The Life Plan team at Charlemont Free Methodist Church, in Wallaceburg, ON, had decided during their dream sessions to match their gifts and passions to outreach opportunities in their community. The team’s chair, Karen Kennedy, was able to put this idea into action over the last few weeks.
Karen is a quilter, and when COVID-19 hit she started making masks for family, friends, and everyone at her church. On March 29th Karen’s son’s girlfriend, who is an Intensive Care Unit nurse at University Hospital in London, ON, sent a photo of a cap with buttons on the sides and asked if Karen could make her one because the elastics from the mask she now had to wear for her twelve hour shift was hurting her ears. “That afternoon I sat down at my sewing machine and made two different styles. I dropped the caps off and the next day she took them into work and everyone loved them. That’s how this whole adventure started!”
Karen realized that anyone who had to wear a mask for an extended period of time were likely getting sore ears too, so she reached out to the group of women she sews with at Stitchers of Hope, a non-denominational missional sewing group who sew pajamas for women’s shelter in Chatham, ON, burp cloths, bibs, change pads, blankets for Mother’s Cupboard in Wallaceburg, clothing for Active Christians with a Mission, and reusable grocery bags for Knox Presbyterian Church’s soup cellar. “Everyone jumped on board as well as some of my friends. Some of the women sewed for a couple of hours a day, and others sewed all day, everyday.”
Word about the caps spread quickly, and soon Karen was receiving calls asking for both caps and masks. “We made caps and/or masks for the Chatham-Kent Health Alliance, our local Emergency Medical Services department, Bluewater Health, Leamington Hospital, Newbury Hospital, Community Living, and several local retirement residences and nursing homes.
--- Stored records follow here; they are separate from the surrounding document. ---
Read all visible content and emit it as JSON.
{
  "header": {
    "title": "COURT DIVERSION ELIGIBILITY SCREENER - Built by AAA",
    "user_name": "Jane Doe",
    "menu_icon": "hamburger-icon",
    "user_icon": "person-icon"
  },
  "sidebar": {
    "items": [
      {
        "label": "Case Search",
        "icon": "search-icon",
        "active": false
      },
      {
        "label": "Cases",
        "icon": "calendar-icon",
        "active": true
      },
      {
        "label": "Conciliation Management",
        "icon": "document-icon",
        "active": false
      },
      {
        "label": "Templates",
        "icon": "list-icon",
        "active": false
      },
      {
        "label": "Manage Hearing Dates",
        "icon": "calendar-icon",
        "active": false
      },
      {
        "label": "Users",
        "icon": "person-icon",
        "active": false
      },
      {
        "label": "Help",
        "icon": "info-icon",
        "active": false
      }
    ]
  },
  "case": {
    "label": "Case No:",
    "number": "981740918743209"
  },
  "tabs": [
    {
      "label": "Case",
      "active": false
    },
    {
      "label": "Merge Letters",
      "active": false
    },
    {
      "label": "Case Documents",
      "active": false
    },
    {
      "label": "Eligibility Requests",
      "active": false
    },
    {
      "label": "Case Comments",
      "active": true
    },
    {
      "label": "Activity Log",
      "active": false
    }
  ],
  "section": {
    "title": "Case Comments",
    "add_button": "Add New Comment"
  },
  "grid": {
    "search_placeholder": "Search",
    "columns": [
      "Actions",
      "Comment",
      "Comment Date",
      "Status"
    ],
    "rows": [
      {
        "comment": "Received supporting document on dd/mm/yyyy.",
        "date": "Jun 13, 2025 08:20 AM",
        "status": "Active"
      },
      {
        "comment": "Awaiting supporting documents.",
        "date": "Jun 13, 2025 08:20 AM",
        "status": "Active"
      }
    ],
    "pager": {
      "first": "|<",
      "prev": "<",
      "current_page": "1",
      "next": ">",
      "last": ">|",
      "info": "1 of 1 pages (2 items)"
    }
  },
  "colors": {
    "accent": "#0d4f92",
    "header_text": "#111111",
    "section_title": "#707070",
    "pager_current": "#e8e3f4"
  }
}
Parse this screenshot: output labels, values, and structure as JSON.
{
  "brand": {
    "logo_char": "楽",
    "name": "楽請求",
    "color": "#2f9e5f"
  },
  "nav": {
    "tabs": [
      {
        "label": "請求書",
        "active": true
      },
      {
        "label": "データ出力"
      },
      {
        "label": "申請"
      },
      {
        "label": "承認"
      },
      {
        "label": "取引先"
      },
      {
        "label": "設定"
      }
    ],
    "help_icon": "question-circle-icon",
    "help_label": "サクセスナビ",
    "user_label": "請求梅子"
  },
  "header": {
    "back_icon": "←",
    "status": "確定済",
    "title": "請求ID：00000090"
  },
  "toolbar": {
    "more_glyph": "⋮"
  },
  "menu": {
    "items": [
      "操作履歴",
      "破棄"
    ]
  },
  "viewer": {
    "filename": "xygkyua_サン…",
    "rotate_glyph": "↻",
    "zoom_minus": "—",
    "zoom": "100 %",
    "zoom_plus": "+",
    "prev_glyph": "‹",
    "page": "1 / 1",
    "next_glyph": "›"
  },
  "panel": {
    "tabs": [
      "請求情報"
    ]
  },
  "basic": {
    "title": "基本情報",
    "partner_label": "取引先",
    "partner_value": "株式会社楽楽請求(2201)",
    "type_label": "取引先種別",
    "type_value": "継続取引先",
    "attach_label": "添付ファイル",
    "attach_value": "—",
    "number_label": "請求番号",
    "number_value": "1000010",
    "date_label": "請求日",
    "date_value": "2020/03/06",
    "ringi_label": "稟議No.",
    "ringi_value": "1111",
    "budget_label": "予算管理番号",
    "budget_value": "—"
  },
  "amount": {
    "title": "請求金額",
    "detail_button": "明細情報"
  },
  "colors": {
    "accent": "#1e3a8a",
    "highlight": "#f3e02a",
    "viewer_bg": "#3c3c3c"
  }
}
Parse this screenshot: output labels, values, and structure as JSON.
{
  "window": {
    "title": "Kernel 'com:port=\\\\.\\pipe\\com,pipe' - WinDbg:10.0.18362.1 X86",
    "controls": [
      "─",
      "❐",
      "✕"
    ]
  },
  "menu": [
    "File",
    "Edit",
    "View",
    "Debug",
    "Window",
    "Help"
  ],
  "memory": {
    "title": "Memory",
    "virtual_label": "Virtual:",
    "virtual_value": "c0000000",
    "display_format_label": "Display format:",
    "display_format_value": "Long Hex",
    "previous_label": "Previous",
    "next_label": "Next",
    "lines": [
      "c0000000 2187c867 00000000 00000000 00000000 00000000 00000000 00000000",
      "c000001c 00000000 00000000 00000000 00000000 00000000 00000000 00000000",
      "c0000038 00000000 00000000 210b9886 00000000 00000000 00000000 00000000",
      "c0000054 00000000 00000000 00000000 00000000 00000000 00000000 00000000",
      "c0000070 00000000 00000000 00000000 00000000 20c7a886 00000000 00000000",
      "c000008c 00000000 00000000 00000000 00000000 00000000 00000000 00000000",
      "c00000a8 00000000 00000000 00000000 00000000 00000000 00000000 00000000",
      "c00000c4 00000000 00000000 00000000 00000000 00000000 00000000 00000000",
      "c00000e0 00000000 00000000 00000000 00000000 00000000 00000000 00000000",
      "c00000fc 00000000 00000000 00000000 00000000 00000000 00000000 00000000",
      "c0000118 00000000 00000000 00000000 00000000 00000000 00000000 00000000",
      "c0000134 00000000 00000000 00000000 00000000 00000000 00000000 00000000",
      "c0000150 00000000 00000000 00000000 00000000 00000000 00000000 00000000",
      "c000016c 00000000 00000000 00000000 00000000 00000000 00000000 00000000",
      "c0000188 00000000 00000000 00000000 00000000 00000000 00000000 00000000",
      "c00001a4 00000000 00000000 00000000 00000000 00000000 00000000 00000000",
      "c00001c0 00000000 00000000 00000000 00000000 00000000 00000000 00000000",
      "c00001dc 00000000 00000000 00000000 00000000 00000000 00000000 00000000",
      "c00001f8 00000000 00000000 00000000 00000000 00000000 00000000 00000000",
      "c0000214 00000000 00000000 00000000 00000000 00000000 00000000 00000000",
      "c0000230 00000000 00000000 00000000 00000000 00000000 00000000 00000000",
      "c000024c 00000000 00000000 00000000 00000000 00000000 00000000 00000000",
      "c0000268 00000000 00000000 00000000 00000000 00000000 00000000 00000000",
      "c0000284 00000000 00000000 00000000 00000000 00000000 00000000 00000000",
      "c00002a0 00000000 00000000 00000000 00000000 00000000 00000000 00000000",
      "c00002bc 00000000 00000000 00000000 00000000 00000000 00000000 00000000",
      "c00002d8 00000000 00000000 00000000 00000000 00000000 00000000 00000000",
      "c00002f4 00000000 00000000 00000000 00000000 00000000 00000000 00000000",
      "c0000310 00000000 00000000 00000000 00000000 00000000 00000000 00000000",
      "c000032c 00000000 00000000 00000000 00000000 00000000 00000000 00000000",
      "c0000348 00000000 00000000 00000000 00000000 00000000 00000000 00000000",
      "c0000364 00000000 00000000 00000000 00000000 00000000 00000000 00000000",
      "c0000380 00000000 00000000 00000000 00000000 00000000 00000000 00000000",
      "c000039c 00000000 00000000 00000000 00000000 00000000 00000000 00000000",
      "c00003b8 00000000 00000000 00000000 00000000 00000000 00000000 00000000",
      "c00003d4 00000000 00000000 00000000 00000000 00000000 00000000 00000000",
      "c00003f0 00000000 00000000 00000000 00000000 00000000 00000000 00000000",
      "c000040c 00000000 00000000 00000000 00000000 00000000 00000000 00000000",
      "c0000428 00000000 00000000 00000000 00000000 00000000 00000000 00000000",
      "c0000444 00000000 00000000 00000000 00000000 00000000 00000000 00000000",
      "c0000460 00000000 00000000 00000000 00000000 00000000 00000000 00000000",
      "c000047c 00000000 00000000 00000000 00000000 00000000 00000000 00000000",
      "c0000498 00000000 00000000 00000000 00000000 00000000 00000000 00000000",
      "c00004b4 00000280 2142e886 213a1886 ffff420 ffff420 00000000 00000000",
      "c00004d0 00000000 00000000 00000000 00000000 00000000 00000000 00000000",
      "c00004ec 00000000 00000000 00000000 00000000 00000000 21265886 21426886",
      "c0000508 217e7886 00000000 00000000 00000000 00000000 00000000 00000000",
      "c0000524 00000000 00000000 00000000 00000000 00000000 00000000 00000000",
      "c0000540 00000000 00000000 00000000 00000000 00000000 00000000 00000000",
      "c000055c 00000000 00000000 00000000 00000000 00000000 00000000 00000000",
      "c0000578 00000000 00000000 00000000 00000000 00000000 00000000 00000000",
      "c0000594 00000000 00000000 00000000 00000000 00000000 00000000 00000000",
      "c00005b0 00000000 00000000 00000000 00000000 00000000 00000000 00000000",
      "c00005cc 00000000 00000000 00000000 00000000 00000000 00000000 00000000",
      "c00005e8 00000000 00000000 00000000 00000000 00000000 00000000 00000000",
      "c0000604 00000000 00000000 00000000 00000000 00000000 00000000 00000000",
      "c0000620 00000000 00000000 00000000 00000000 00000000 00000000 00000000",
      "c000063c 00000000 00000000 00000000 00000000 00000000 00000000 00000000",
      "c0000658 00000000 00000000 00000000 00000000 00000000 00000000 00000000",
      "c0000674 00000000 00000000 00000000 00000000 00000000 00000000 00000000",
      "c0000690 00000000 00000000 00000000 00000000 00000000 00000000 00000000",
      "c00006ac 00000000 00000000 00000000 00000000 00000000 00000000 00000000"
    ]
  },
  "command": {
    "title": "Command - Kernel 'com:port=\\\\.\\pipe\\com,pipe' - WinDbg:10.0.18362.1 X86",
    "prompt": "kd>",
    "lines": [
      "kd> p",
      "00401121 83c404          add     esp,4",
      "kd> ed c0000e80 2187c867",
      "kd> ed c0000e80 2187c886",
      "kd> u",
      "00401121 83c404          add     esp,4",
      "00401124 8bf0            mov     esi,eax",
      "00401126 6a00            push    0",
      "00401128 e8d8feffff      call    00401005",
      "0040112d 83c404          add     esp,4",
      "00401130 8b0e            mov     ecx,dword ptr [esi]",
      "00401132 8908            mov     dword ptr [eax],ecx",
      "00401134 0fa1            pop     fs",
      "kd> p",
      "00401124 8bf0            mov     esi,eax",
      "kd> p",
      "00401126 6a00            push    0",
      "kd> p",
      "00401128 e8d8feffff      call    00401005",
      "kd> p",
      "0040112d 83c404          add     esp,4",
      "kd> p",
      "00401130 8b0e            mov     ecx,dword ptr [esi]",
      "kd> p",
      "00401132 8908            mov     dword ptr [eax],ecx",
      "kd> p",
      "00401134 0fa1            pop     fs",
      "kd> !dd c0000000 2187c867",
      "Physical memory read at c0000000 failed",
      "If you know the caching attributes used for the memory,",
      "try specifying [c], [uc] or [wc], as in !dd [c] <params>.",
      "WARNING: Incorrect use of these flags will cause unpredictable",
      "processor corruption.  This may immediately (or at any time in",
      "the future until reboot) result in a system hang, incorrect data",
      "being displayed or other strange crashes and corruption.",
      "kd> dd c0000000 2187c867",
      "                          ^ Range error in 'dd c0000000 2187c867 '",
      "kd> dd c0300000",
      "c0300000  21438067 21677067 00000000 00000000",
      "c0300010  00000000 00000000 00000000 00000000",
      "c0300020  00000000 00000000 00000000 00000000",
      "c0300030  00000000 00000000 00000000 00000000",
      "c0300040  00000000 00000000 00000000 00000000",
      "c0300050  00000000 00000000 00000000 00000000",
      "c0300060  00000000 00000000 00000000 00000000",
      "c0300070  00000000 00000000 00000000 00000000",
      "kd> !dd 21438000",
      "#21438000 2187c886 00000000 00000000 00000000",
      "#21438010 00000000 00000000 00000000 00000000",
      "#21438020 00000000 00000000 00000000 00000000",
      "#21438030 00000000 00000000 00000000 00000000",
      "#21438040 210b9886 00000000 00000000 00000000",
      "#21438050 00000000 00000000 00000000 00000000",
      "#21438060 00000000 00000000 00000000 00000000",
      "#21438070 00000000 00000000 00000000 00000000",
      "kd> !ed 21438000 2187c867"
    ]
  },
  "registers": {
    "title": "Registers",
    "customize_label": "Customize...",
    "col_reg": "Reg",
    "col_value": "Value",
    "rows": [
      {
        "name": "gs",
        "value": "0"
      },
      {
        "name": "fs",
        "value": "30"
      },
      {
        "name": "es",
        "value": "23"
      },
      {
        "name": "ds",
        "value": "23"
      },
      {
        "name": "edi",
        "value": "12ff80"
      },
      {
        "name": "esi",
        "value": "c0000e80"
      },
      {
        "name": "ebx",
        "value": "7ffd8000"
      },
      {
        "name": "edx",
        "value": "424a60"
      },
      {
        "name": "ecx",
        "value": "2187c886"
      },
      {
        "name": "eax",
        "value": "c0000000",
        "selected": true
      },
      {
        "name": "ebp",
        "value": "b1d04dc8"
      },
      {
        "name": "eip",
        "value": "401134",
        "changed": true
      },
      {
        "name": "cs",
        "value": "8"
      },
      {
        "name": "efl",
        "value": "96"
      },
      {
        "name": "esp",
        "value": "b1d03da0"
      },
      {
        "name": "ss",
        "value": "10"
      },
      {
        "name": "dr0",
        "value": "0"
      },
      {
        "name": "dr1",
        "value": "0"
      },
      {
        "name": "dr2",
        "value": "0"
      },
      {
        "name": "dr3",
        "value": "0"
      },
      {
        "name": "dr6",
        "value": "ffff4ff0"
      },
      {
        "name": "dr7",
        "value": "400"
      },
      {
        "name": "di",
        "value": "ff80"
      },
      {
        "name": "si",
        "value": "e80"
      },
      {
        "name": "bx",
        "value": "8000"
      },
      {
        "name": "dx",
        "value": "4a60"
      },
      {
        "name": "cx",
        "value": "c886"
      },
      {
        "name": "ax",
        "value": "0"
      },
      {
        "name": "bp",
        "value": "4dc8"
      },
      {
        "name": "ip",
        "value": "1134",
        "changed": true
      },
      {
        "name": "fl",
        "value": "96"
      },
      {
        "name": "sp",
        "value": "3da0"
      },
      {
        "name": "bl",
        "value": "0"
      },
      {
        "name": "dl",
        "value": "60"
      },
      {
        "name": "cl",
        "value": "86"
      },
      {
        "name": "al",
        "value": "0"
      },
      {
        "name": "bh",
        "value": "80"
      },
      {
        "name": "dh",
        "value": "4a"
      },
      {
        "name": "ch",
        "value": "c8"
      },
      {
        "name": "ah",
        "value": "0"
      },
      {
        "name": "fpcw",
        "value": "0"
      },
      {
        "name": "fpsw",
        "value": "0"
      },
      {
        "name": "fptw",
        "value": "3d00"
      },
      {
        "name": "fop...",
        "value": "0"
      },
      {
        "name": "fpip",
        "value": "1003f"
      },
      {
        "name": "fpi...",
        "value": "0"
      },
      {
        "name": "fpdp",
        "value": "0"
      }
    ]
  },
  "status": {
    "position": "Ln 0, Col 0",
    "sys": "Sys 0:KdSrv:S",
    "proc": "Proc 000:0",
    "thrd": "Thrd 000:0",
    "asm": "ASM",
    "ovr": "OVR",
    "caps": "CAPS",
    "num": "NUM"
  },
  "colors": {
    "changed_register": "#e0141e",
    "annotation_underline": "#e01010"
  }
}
We made and gave away 1323 caps, 181 masks, and 30 mask tabs.”
Karen’s daughter works at Howard Mutual Insurance Company in Ridgetown, ON and when they learned what Karen and her team were doing, they gave a donation to help replenish the group’s fabric stash and supplies. Now that the caps and masks have all been delivered, Karen is still sewing but she has turned her attention back to quilting and making the occasional mask for someone who asks. This was an opportunity that definitely matched her passion and skill to a need in the community.
By Alison McKinnon